How to Get the Results You Want from Interview Research
Barry Horwitz shares an article with a few key pointers on communication best practices that gain better results from research.
If you hope to develop an effective strategy, it’s essential to have a clear understanding of the external forces that impact your organization. Much of this, of course, can be learned through the inevitable Google searches — finding news items in mainstream press, public reports from organizations, or trade journals.
But to really gain a clear perspective, you’ll want to speak with people who are (or were) working in the field. Frequently, the best insights come from folks who are not part of your internal team or even your customer base. Rather, they are industry players or experts who are familiar with the space in which you operate… or, sometimes, “adjacent” or even different spaces.
But how do you get their attention? And, once you do, how do you get them to share the information and insights you seek? For the most part, it comes down to effective interviewing.
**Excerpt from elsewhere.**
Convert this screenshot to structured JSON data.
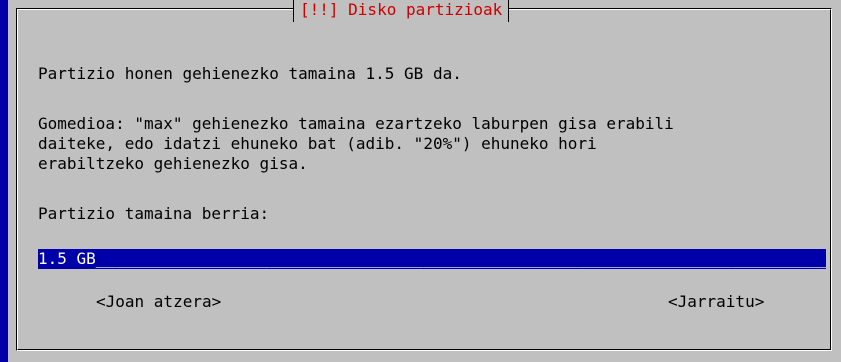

Some suggestions for doing this well…
What’s in it for me?
You’ve no doubt heard the catchphrase, WIIFM: “What’s in it for me?” Well, when reaching out to people who will not benefit directly from your work and asking for their time (whether in person, phone, or video), you need to consider WIIFM and incorporate that into your request for a meeting.
Fortunately, many people are naturally inclined to be helpful — but that alone is not usually enough. One thing that can tip the balance is an offer to share a generalized summary of what you learn in your research. People are often interested in discovering how others in their field answer certain questions, so they benefit by participating.
Key points include:
- Drafting a discussion guide
- The benefit of honesty
- Respect as a tactic
Read the full article, Research through Interviewing, on Horwitzandco.com.